What I Learned About Being a Writer in 2014 - Tip #9

I learned a lot about being a writer in 2014, and over these ten days, I’m sharing some of my tips. Here is Tip #9.

Always ask for more money.

This one is tough. In fact, it’s something I’m still learning but trying to get better at. When you apply for a full-time job, or really any job at all, that pesky little moment comes around when you have to talk about money. Research shows that men are better at this than women, because women tend to second-guess themselves and their worth far more than men do. Unfortunately, if you’re a freelance writer, a mini version of this comes along about once every couple of weeks, or maybe several times a week if you’re really successful at pitching. You’ll pitch a story, an editor will get back to you intrigued, maybe with a few extra questions and directives, and then, before writing the story, you two will have to talk about money.

For most freelancers, sadly, this probably means one thing: the editor proposes a sum, and you say yes to it, too scared to lose the story and a potential client to try and argue for more.

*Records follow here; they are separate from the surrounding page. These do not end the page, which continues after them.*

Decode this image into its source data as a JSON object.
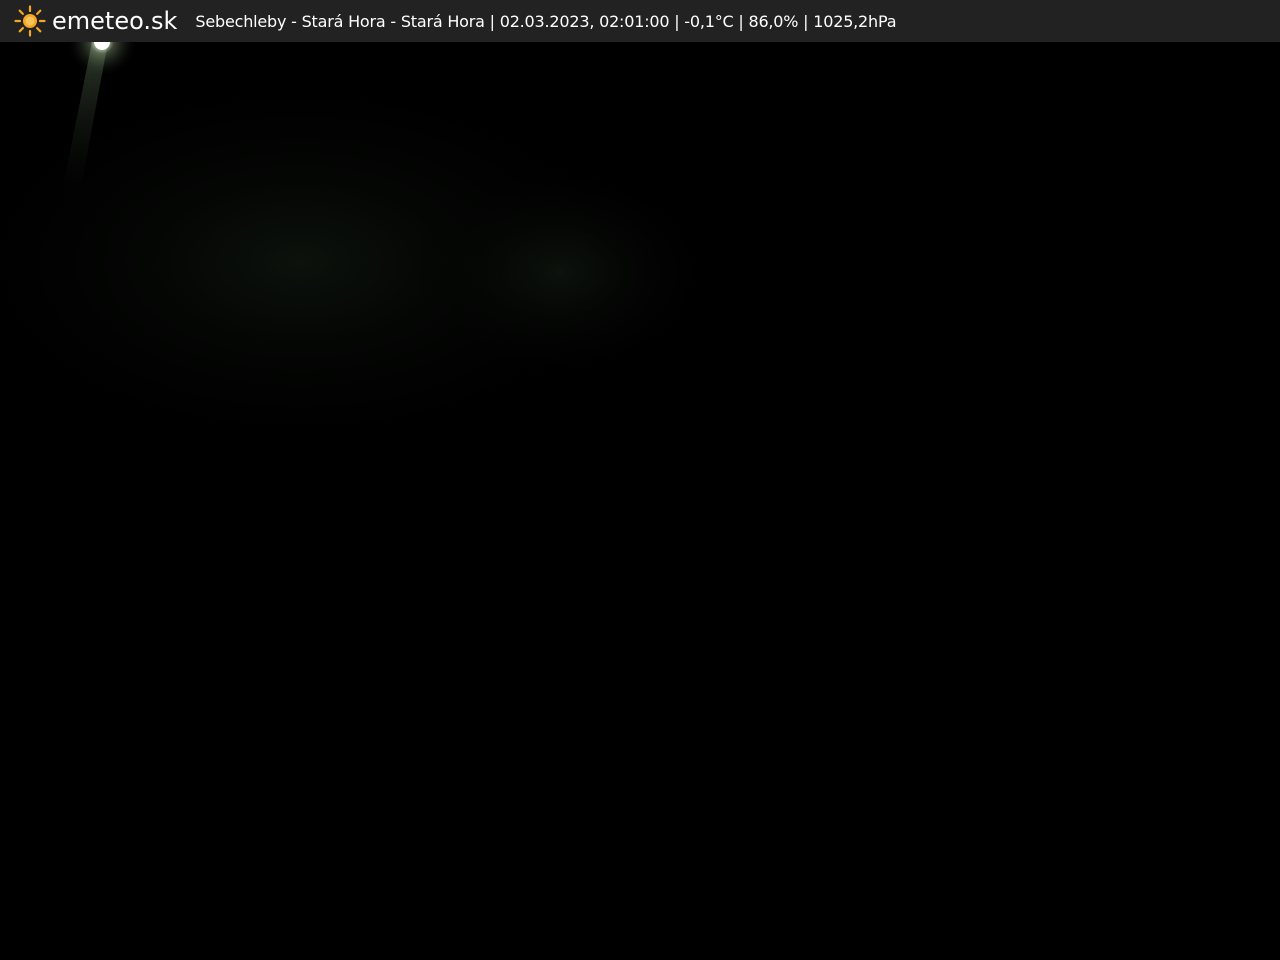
{
  "header": {
    "brand": "emeteo.sk",
    "brand_icon": "sun-icon",
    "caption": "Sebechleby - Stará Hora - Stará Hora | 02.03.2023, 02:01:00 | -0,1°C | 86,0% | 1025,2hPa"
  },
  "colors": {
    "header_background": "#222222",
    "header_text": "#ffffff",
    "sun": "#f5a623",
    "night_background": "#000000"
  }
}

In 2014, after several successful attempts at raising my salary for corporate work, I decided I would ask for more money every chance I got. I had once been burned by a boss who practically laughed me out of the room when I tried to get more money from him, but that was six years ago and I was just beginning to understand my worth. If asked to name a price first, I’ll usually take whatever price I expect an editor to say yes to and add quite a bit on top of it, assuming that it may go down due to negotiating. If the editor names a price, I’ll outline how I got more from such-and-such an outlet for a similar piece, and see if he or she can negotiate.

Sometimes this is harder than it looks, as a lot of outlets, especially online ones, will have set-in-stone, low pricing you can either take or leave, along with that possible home for your story. Once in a while I’ll let myself down, panicking when I’m asked for a price and underselling myself, knowing that I’m doing it even as I hit the send button and wait for a reply. I’m trying to get better at this, but I’m encouraged by the fact that I already have. I just added up my finances for 2014 and I made more money than I ever have in a single year as a freelancer. I have to assume some of that came from my determination to always ask for more, and my resolve to give up this fear that doing so might mean losing a potential client. I hope to do even better in 2015.